I’m not a fan of the Grand Prix – the noise (pounding music, screaming tires, revving engines), the wasted resources (yes, I know, those tourist dollars coming into Montreal – but think of the taxpayers’ subsidies going out), the ‘vroom virus’ that infects even normally sedate drivers, making street crossing an extreme sport.
On the other hand, some of the doors are impressive.
To celebrate Canada’s 150th birthday (for Europeans of course, not for those who were already here) Atwater Writers Exhibition ran a writing contest: 150 Words For 150 Years.
Writers submitted from all over Canada, the U.S., and several other countries too, such as India and Serbia.
I wrote a non-fiction piece about two particular incidents, 86 years apart, involving my grandmother’s copper kettle.
The kettle was given to her in 1912, a wedding present, just days before she and my grandfather (six days married) set sail from England for Canada. My mother gave the kettle to me when Continue reading →
Even though I’ve graded any number of school and university students’ papers, exams and projects, I’ve never enjoyed it. That’s an understatement. I loathe grading!
So why did I volunteer to join a judging committee for a children’s writing competition?
I suppose I felt it was a small way to give back to the larger writing community. I’ve been so lucky to have wonderful generous mentors and friends who’ve taken the time to give me advice and feedback.
In any case, what could be so hard about helping judge a children’s writing competition?
A writer friend who had recently moved to Montreal asked me where home was for me. Was it Montreal?
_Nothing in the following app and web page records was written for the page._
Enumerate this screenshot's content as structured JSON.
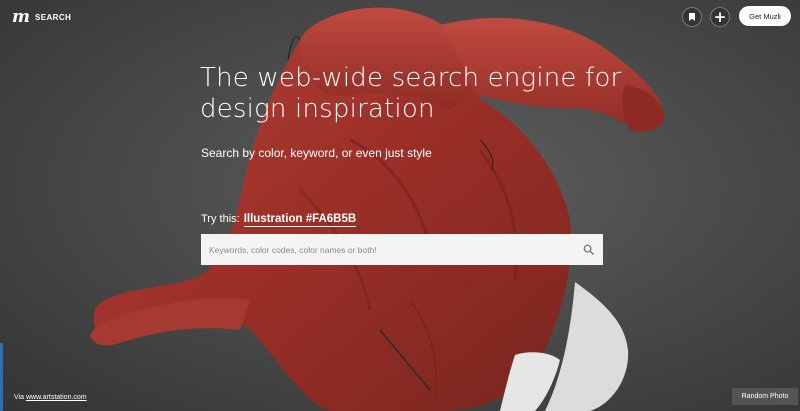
{
  "header": {
    "logo": "m",
    "logo_label": "SEARCH",
    "get_button_label": "Get Muzli"
  },
  "hero": {
    "headline_line1": "The web-wide search engine for",
    "headline_line2": "design inspiration",
    "subhead": "Search by color, keyword, or even just style",
    "try_label": "Try this:",
    "try_example": "Illustration #FA6B5B"
  },
  "search": {
    "placeholder": "Keywords, color codes, color names or both!",
    "value": ""
  },
  "footer": {
    "credit_prefix": "Via",
    "credit_link": "www.artstation.com",
    "random_button_label": "Random Photo"
  },
  "colors": {
    "jacket": "#a8342a",
    "accent_example": "#FA6B5B"
  }
}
I was surprised how complicated it was to answer that. Yes, my home is in Montreal. I’ve lived here for years. But Montreal is not totally “home.” There are ways in which I’ll never feel I completely belong. For one thing, I only have to open my mouth and people know I’m not from here. I certainly don’t sound like a francophone Canadian. I don’t sound like an anglophone Canadian either.
Where are you from? I’m asked that at least once a week.
But where I came from isn’t home either. That country has changed so much that when I’m there, I’m definitely a visitor. I even have trouble working out which coin is what value when I get on the bus or go shopping.
So is home being with my husband? With my family? Or is it…
I’m clearly not the only one to have trouble pinning down the idea of ‘home.’
The panel discussion “What is Home” at the recent Blue Metropolis Literary Festival, Continue reading →